Friday, September 02, 2005

Why choose hate?

Is hate wired into us? Do we have a natural inclination (or need) for hatred or is it more a product (learning) of our culture, upbringing and station in life?

I've had some form of the following conversation several times in my life with different people:

Me: So what do your bad feelings toward such and such a person do for you. Because you're the only one affected by them. Let it go.

Reply: I don't want to "Let it go", you know sometimes I just need to hate something and feel dark like this.

Me: I'm sure you would agree that it's not a very pleasant state to be in, I don't understand why you do this to yourself.

Reply: Just leave me alone. (or in a few instances) Fuck you Mr. Perfect.

So when I read Bug's piece yesterday (and thanks BTW for post fodder for today) I understood where he was coming from but I felt it was a weak take on the issue of hate. We're programmed to hate so let's acknowledge and embrace it? (You know, men are probably programmed to jack-off in public to attract potential mates too, but that's been trained out of us.)

No, I view hate as a weakness, even a personality defect.
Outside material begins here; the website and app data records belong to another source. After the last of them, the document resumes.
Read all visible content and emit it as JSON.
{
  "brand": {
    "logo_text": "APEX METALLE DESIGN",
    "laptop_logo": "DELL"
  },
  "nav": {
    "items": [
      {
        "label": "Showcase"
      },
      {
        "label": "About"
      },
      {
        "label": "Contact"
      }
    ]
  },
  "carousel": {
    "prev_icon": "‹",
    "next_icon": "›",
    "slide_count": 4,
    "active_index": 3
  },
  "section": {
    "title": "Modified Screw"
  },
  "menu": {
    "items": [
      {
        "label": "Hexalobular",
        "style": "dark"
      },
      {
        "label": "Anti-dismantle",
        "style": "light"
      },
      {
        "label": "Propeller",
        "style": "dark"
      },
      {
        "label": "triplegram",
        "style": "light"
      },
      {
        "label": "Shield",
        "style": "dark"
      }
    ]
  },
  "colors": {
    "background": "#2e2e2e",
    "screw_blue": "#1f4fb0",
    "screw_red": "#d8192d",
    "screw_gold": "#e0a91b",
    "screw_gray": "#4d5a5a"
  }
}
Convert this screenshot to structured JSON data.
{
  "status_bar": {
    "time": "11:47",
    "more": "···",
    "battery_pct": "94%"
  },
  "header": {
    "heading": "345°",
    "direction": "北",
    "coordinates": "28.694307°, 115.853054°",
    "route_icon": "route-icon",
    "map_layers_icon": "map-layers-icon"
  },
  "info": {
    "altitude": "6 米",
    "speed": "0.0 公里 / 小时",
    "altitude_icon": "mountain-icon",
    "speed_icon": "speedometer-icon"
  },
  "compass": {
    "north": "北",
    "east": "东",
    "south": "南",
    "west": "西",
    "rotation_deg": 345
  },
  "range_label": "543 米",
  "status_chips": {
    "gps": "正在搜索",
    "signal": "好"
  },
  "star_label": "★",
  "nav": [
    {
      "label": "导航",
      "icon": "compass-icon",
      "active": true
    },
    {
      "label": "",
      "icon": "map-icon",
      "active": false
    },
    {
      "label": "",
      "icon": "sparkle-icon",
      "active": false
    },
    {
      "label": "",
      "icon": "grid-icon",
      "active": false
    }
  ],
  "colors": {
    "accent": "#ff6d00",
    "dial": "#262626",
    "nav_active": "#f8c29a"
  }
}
This is just me, but over the years I've worked to eliminate hate and resentment because it truly is as they say: Hanging on to resentment is like your eating the rat poison and then waiting for the rat to die.

Hate debilitates you, nothing else.

Here, come closer I want to tell you something. It doesn't have to go on like this, after all, nobody picks their toenails at a restaurant.


Anonymous said...

Hate is ALWAYS borne of fear. Where does the fear come from? Usually from some incident in the past that has negatively affected the person feeling it...that they've been told they're not good enough, or that they're not loved in some way. How can we, as fellow humans, help that person alleviate their fear?

dantallion said...

As Christian says, hate is always a function of fear.

It's a relatively useless emotion, except when hate against a particular atrocious act or cinduct motivates society to correct and injustice.

People really need to start seeing beyond themselves, and understanding that different points of view, ideals and opinions are actually a GOOD thing...

r said...

I agree again with hate coming from fear, but it also comes from feeling powerless.

I do think though, that there is a place for anger and frustration. My anger and frustration over Bush and the political situation in my country has made me become a better informed and educated person.

I hope it continues to drive me to action.

MJ said...

Buddhists say that the active state of being angry at someone is like picking up a hot coal and throwing it at that person. The target may or may not get hit with the coal, but either way, the thrower will be burned simply by picking up the hot coal. I think that metaphor is apt for hatred as well.

The Wisdom of Wislon said...

I agree it's not good for the soul to hold onto hate, just depends on what the other person has done to upset you so. I can for forgive but not forget.

Anonymous said...

sorry gang-i'm the hate monger who specializes in r&r (revenge and retribution)- it works for me!